The fourth trimester, which includes the first 12 weeks after delivery, is a period of transition for both mom and baby. It is a time when the mother is discovering her new postpartum body, learning how to care for her newborn and managing changing hormones. The newborn is adjusting from a warm, dark, consistent womb into a world of unfamiliar sounds, smells and touch. During this time, it is important that mom and baby get the support they need. For mom, this can include a variety of self-care measures. For the infant, it can mean a special set of care-giving practices.

Self-care measures for mom

Sleep

Having a newborn is exhausting, and most new moms report not getting enough sleep. First-time moms are more likely to suffer from sleep deficiency, which can increase the risk for postpartum depression and have a negative impact on relationships. Sleep, which plays a key role in healing, is especially important for recovery after delivery. Taking frequent naps and allowing others to help care for baby may help prevent sleep deprivation.

Personal care

Caring for a newborn is a full-time job and taking time for one’s self is a vital part of parenting. Eating a balanced meal, drinking water throughout the day and bathing regularly are simple, but often forgotten tasks. Once approved by the provider, light exercise has a positive correlation to increased physiological and psychological wellbeing. To achieve the daily recommended 30 minutes of exercise, a woman can do multiple exercise sessions that are as short as 10 minutes.

Accept help

The old saying of “it takes a village” is especially true in postpartum. With a newborn, it’s easy to be overwhelmed with day-to-day responsibilities. Accepting help from others, whether it is an offer to watch baby, cook a meal or clean the house, can help with the sense of overload.

Newborn care-giving practices

Skin to skin

The warmth and closeness of skin to skin feels like a familiar womb-like environment. Studies have shown that prolonged skin to skin contact has a positive impact on a newborn’s ability to grow and gain weight, maintain temperature and blood glucoses, and reduce the amount of crying.

Movement

Much like the warmth and closeness of skin to skin, movement is a key part of recreating life in the womb. Rocking, bouncing, or carrying baby in a sling carrier mimics the soft and gentle movements of the womb.

Swaddle

Safely swaddling an infant in a sleep sack is another great way to imitate the womb. Many babies will sleep better, be more relaxed, and cry less when swaddled, especially if combined with movement.
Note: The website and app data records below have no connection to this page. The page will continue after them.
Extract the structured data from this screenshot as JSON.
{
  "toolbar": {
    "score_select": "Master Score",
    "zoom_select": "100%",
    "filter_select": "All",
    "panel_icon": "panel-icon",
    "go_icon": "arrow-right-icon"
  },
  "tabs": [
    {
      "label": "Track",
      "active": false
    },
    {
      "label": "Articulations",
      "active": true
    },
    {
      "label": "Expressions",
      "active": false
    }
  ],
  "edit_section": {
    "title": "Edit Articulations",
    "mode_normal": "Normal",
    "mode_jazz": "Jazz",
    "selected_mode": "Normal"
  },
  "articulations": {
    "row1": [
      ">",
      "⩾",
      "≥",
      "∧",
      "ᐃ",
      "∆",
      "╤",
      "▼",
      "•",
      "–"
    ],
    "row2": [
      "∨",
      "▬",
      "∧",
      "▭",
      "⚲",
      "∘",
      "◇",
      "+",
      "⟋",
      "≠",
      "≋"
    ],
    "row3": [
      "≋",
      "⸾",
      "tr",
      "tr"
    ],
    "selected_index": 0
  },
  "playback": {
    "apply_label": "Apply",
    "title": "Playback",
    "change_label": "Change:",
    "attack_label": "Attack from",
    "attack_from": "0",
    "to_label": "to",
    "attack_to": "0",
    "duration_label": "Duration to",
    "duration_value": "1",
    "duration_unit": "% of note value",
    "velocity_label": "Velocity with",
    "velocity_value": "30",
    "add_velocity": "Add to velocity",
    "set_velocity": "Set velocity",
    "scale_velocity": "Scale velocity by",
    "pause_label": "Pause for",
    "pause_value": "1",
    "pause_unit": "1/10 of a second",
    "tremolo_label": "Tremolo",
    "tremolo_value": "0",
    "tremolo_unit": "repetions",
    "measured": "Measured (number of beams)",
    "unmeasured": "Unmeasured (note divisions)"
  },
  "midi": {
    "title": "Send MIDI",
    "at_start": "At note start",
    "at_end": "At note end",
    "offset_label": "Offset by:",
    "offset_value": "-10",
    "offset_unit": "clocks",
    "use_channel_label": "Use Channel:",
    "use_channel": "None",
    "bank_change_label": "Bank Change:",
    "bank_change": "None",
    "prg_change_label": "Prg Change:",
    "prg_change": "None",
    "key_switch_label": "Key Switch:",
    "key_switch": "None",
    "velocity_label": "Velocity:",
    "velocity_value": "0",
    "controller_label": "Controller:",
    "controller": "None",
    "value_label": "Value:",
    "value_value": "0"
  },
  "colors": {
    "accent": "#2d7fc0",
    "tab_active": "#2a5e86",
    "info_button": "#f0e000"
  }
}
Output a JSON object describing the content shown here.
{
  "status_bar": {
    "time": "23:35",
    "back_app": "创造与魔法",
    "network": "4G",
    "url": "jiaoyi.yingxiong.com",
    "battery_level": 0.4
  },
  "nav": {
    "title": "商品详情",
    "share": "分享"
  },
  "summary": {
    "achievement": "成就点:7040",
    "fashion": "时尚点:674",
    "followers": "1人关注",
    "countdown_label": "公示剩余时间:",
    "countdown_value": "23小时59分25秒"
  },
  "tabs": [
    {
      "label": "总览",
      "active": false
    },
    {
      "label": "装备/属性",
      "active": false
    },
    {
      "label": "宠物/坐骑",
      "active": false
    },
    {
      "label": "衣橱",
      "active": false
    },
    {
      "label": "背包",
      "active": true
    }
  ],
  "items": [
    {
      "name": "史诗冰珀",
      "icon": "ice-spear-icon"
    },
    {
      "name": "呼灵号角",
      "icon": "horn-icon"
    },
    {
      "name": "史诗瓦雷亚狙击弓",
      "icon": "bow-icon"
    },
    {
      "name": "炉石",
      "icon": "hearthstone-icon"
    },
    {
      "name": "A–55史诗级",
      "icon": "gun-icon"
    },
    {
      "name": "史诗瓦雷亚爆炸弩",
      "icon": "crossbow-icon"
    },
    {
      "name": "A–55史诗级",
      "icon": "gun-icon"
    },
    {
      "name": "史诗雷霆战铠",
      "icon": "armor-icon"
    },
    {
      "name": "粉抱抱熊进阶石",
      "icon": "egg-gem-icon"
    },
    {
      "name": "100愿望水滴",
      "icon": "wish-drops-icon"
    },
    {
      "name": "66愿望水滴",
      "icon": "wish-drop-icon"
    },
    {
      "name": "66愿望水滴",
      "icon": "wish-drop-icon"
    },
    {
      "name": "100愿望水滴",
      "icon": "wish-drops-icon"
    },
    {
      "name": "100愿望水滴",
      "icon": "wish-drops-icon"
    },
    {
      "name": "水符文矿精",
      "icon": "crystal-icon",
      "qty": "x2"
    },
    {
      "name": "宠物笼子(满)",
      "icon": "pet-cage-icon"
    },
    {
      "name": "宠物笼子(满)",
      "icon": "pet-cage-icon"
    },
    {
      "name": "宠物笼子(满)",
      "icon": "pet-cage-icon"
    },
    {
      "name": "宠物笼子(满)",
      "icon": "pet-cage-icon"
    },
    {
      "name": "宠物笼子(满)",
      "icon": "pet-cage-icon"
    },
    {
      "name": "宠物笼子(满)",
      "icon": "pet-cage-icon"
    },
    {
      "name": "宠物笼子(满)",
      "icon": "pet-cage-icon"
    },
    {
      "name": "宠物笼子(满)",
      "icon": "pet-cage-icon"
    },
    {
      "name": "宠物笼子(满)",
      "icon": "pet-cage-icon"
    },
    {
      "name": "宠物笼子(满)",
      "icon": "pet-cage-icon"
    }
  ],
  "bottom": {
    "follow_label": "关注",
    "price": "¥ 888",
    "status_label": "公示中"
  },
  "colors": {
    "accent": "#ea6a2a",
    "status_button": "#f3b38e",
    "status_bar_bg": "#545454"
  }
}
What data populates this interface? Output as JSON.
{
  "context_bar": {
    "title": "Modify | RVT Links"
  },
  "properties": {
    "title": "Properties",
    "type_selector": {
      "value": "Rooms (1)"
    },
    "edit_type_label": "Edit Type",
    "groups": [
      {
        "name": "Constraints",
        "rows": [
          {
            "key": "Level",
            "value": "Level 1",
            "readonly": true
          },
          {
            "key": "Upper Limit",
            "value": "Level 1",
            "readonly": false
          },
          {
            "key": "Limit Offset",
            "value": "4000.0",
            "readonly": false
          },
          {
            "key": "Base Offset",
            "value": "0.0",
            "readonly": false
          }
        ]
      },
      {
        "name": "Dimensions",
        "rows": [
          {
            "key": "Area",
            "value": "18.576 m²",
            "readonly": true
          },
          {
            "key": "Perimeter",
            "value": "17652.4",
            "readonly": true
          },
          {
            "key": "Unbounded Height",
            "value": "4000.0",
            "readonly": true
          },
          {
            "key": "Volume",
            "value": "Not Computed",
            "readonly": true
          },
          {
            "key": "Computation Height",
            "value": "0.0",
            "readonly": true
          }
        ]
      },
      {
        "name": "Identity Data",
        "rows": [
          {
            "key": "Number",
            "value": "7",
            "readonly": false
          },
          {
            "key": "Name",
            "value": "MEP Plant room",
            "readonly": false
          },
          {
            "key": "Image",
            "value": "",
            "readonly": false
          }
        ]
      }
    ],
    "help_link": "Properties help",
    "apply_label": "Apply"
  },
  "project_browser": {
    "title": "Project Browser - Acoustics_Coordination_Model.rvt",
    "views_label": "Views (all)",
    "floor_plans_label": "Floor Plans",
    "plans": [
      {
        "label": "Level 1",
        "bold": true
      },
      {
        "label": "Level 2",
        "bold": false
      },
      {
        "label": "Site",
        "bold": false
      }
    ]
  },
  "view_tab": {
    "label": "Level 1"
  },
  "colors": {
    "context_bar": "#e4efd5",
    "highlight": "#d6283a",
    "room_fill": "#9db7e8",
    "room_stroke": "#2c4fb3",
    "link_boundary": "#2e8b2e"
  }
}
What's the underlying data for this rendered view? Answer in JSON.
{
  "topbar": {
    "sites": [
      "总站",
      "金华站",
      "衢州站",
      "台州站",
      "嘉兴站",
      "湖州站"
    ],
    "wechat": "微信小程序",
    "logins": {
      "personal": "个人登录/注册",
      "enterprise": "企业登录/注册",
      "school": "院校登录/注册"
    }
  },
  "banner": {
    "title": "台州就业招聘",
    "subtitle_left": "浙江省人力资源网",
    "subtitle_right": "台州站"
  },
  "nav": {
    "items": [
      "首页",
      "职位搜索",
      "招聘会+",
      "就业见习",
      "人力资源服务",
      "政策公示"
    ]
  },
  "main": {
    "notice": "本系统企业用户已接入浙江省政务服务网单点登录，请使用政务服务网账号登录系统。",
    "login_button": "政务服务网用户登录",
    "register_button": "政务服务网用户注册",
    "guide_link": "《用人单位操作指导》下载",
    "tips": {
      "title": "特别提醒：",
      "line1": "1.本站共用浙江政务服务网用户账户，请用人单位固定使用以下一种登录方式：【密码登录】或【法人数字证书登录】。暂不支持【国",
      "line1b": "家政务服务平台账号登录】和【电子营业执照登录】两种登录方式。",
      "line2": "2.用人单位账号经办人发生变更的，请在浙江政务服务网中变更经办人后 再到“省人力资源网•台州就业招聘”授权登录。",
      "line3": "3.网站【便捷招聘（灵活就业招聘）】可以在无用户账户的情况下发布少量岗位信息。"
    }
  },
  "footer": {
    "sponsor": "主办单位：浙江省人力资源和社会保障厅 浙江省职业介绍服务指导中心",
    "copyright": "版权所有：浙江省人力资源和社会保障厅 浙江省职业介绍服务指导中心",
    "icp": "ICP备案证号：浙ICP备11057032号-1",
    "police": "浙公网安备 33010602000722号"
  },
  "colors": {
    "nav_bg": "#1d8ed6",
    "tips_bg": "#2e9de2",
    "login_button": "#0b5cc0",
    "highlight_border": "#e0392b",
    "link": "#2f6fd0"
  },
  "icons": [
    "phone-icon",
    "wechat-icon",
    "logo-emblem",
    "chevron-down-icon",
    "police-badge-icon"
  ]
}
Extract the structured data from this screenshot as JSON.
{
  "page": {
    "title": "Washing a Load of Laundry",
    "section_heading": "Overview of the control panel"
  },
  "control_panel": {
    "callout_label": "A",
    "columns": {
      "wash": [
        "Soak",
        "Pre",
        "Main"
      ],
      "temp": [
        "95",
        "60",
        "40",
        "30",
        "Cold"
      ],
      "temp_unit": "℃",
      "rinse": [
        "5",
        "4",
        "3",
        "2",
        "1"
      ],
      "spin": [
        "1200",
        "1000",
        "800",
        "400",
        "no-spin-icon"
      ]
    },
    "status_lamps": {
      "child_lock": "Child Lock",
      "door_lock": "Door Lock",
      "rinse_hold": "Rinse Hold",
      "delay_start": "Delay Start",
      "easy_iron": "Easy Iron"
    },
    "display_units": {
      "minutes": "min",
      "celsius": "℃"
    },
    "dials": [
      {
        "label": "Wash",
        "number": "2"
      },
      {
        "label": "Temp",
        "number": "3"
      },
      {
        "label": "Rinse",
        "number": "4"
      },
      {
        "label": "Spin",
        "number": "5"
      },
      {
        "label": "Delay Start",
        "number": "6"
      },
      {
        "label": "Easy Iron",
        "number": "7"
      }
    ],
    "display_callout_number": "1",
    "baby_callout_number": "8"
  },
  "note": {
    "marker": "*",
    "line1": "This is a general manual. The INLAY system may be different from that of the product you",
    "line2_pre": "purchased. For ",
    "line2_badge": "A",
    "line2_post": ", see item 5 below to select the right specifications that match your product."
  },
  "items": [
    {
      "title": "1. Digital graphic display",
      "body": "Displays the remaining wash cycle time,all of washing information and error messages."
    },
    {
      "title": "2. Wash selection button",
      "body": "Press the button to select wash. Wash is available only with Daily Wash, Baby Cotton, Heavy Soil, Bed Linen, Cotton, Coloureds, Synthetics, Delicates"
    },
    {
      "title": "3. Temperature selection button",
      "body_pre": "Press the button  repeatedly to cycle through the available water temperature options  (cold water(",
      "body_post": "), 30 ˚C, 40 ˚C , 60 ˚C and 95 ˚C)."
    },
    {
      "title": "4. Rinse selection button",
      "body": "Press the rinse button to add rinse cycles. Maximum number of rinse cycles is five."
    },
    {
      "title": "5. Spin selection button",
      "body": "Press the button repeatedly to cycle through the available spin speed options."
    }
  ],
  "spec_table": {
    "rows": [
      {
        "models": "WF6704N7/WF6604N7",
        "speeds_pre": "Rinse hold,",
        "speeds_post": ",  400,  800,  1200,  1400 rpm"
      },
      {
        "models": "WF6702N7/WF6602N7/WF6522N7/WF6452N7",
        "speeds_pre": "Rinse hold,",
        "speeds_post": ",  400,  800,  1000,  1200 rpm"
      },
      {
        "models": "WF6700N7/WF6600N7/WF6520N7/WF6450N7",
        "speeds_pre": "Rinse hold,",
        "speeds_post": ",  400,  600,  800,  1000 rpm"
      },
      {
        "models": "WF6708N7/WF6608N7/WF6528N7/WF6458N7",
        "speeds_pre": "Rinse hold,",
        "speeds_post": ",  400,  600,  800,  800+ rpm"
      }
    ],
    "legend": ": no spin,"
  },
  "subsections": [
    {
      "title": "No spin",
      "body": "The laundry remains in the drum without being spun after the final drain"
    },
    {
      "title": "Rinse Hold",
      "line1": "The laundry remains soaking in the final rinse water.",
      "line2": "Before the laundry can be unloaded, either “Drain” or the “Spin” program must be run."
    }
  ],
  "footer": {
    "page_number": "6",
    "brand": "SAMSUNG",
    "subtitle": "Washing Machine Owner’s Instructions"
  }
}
Weeks after finding out that my infant and I were experiencing the fourth trimester, life with a newborn became easier and more consistent. My baby didn’t need to be held all the time. He cried less and had a more regular schedule. I felt more confident as a mother, better rested, and comfortable in my new post-baby body. I was happy that I reached out to a provider and learned about the fourth trimester. This education not only helped me to understand my needs and emotions as a new mom, but also the needs and behaviors of my newborn. Whether you are a new mother or an experienced mom, take it from me: Reach out to a pediatrician or OB, prenatally or in postpartum, for advice and guidance on what to do in the fourth trimester.